Wisconsin GOP trying to steal power before new governor takes office


Wisconsin Republicans are trying to strip powers away from the state's newly elected Democratic governor and attorney general — and citizens are rising up to protest the right-wing power grab.

Wisconsin Republicans lost big in statewide races this November. Voters kicked out current Gov. Scott Walker and current Attorney General Brad Schimel and replaced them with Democrats, Tony Evers for governor and Josh Kaul for attorney general.

But instead of respecting the will of Wisconsin voters and the direction they chose for the state, Republicans are working to undermine Evers and Kaul and steal their power before they get a chance to take office.

"It's a tantrum because Scott Walker lost," Jon Erpenbach, a Democratic state senator, told the Milwaukee Journal Sentinel. "It's frustrating because they're not even giving Tony Evers a chance to be governor."

Senate Majority Leader Scott Fitzgerald and Assembly Speaker Robin Vos are using the legislature's lame-duck session to push through changes that are designed to cement Walker's right-wing policies and priorities — whether Wisconsinites want them or not.

The GOP aims to limit the new governor's powers by taking away Evers' ability to approve major actions by the attorney general — and granting those powers to the Republican-led legislature instead.

Republicans could stop Evers from banning guns from the state Capitol, using legislation that limits Evers' ability to control state agencies.

Republican legislators also want to give themselves, not the governor, the final say over how to handle litigation that challenges state laws.

If Evers and Kaul don't want to defend an unconstitutional Republican gerrymander, or that they want to drop Walker's anti-Obamacare lawsuit, they'll be out of luck under the GOP's new proposal.

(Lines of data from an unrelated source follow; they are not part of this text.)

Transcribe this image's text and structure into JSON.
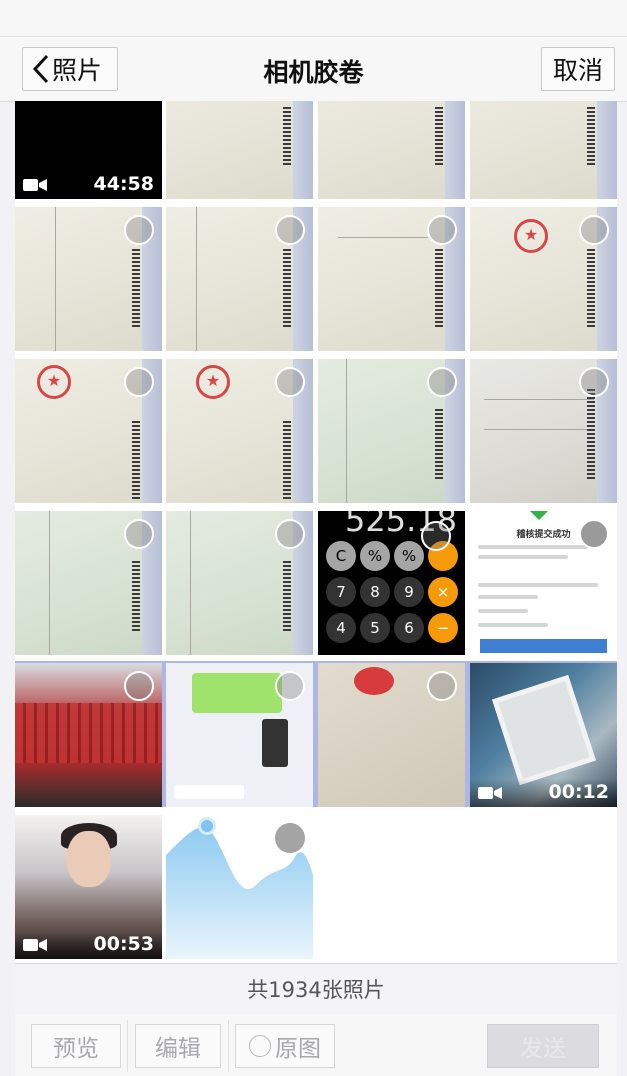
{
  "nav": {
    "back_label": "照片",
    "title": "相机胶卷",
    "cancel_label": "取消"
  },
  "grid": {
    "videos": {
      "first": "44:58",
      "desk": "00:12",
      "selfie": "00:53"
    },
    "calculator": {
      "display": "525.18",
      "keys": [
        "C",
        "%",
        "%",
        "7",
        "8",
        "9",
        "×",
        "4",
        "5",
        "6",
        "−"
      ]
    },
    "success_page": {
      "title": "稽核提交成功"
    }
  },
  "footer": {
    "count_text": "共1934张照片"
  },
  "toolbar": {
    "preview_label": "预览",
    "edit_label": "编辑",
    "original_label": "原图",
    "send_label": "发送"
  },
  "colors": {
    "selected_row": "#aeb6e6",
    "accent_orange": "#f69a0a",
    "stamp_red": "#d8464a"
  }
}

Instead, the budget committee for the state legislature, run by Republicans, would get to decide what to do about these cases — and even hire their own private lawyers, instead of the attorney general, to handle them.

Republican legislators are also trying to meddle in the democratic process by reducing early voting, from six weeks before an election in some communities to just two weeks. This would disproportionately suppress the vote in minority communities.

The GOP even wants to help rig a 2020 state Supreme Court election in advance by scheduling it on a separate date from the presidential primary election. This would reduce voter turnout for the Supreme Court race, which would help the conservative candidate win.

The undemocratic power grab has prompted a groundswell of resistance.

Ordinary citizens chanted "Respect our votes! Protect our votes!" at the state Capitol to protest the GOP's changes as they were being discussed in a hearing room.

So many Wisconsinites arrived to protest the unjust legislation that three overflow rooms had to be used to accommodate them as they followed the hearing.

This attempt to subvert democracy echoes attempts by other Republicans to hold on to power despite losing elections.

In Michigan, Republicans in the legislature are feverishly working to gut legislation before the new governor, Democrat Gretchen Whitmer, is sworn in.

In 2016, North Carolina Republicans made the same kind of undemocratic push in the legislature despite losing an election.

After years of right-wing rule under Scott Walker, voters resoundingly rejected his politics and the damage he and his party did to the state. Instead of accepting their losses, however, Republicans are trying to cheat and change the rules.

But Wisconsinites will keep demanding that their votes at the ballot box be respected, not ignored.

Published with permission of The American Independent Foundation.